• Reasonable access to available, medically indicated care, treatment and service within the hospital’s capability and capacity, regardless of race, religion, beliefs, cultural values, gender, age or financial status.
• Care that is considerate and respectful of personal values and beliefs.
• Be informed about and participate in decisions regarding care.
• Be informed about the outcomes of care, including unanticipated outcomes.
• Include family member or designated representative in care decisions.
• Formulate advance directives regarding care and have hospital staff and practitioners who provide care in the hospital follow with these directives.
• Designate a decision-maker in case the patient is incapable of understanding a proposed treatment or procedure or is unable to communicate his or her wishes regarding care.
• Participate in discussions of medical ethics that may arise in the course of care.
• End-of-life care that is respectful and responsive and that demonstrates concern for a patient’s comfort and dignity.
• Appropriate assessment and management of pain.
• Security and personal privacy, and confidentiality of information.
• Voice complaints about care and to have those complaints reviewed and, when possible, resolved.
• Effective communication that is delivered in a manner which is understandable to each patient including the use of language interpreters and resources for patients with communication impairments.
• Certain information about any research project that they are asked to participate in, including expected benefits, potential discomforts and risks, and alternative services that might be advantageous to them.
• Provide accurate and complete information about pre-sent complaints, past illnesses, hospitalizations, medications and other matters relating to their health.
• Provide other names by which they have been known, as well as any changes in address or telephone numbers.
• Report unexpected changes in their condition to the responsible care provider.
• Report whether they clearly comprehend a contemplated course of action and what is expected of them.
• Follow the treatment plan recommended by the practitioner primarily responsible for their care and inform the physician about obstacles that would prevent the patient from following the treatment plan, including discharge instructions.
• Ensure that the financial obligations of their health care are fulfilled as promptly as possible.
• Follow hospital rules and regulations affecting patient care and conduct.
• Consider the rights of other patients and hospital personnel and assist in the control of noise and the number of visitors. Patients are also responsible for being respectful of the property of others and of the hospital.

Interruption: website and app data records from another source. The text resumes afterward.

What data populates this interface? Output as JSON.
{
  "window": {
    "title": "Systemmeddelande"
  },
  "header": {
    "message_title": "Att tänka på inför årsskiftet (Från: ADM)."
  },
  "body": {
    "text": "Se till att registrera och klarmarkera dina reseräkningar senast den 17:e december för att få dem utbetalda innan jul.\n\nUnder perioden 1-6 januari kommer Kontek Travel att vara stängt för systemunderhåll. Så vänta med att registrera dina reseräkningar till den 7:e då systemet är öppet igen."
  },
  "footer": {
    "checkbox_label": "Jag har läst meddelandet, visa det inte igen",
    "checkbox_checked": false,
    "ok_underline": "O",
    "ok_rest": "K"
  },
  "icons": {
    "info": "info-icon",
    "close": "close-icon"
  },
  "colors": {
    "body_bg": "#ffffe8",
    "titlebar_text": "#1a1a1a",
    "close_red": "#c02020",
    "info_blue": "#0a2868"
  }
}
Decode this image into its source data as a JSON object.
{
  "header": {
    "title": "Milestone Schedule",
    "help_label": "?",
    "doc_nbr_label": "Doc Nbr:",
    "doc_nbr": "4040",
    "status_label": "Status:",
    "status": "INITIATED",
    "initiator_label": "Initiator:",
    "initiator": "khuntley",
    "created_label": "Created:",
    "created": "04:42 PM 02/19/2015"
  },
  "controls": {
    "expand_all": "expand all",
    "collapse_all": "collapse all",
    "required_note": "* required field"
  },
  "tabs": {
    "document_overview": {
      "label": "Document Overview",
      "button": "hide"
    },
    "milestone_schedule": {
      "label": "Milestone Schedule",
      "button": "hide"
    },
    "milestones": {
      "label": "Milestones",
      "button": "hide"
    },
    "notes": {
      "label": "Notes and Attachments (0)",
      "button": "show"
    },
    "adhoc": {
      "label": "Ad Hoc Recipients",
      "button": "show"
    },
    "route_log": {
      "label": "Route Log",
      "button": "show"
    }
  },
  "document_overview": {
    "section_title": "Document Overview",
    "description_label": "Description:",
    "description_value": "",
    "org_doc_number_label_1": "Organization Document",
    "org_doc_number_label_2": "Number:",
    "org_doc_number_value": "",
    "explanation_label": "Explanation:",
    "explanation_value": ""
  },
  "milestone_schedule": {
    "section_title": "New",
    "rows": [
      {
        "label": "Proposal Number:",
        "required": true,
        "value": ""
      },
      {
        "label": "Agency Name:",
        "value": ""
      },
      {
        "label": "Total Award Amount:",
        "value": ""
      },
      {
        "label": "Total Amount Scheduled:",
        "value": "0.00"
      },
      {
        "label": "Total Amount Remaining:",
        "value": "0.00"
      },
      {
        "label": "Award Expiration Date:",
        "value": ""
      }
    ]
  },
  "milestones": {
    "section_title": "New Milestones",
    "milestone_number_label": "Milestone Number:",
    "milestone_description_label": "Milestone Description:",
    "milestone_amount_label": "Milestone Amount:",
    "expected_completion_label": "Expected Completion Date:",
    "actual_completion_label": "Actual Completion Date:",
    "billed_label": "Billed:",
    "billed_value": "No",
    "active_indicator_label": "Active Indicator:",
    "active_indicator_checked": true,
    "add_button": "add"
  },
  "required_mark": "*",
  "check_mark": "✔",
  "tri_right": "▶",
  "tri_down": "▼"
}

• Refrain from smoking on the hospital grounds as UTMB is a “smoke free” environment.
• Be respectful of the property of others and of the hospital.
An advance directive is defined as “a written instruction such as living will or medical power of attorney for health care recognized under state law and relating to the provision of such care when the person is incapacitated.” In Texas there are three types of advance directives: Directive to Physicians, Medical Power of Attorney, and Out-of-Hospital Do Not Resuscitate (DNR) Order. If a patient wishes to formulate an advance directive, the necessary documents can be made available by the hospital. Once formulated, the completed document, which is signed by the patient, becomes a part of the patient’s permanent medical record. A patient has the option to review or revise advance directives. The existence or lack of an advance directive does not determine an individual’s access to care, treatment or services.
UTMB Health Patient Handbook
TABLE OF CONTENTS
Copyright © 2013 The University of Texas Medical Branch • Member, Texas Medical Center ®
Contact Us: Office of Business Development and Marketing • Phone: 409.772.2618
301 University Blvd., Galveston, TX 77555-0144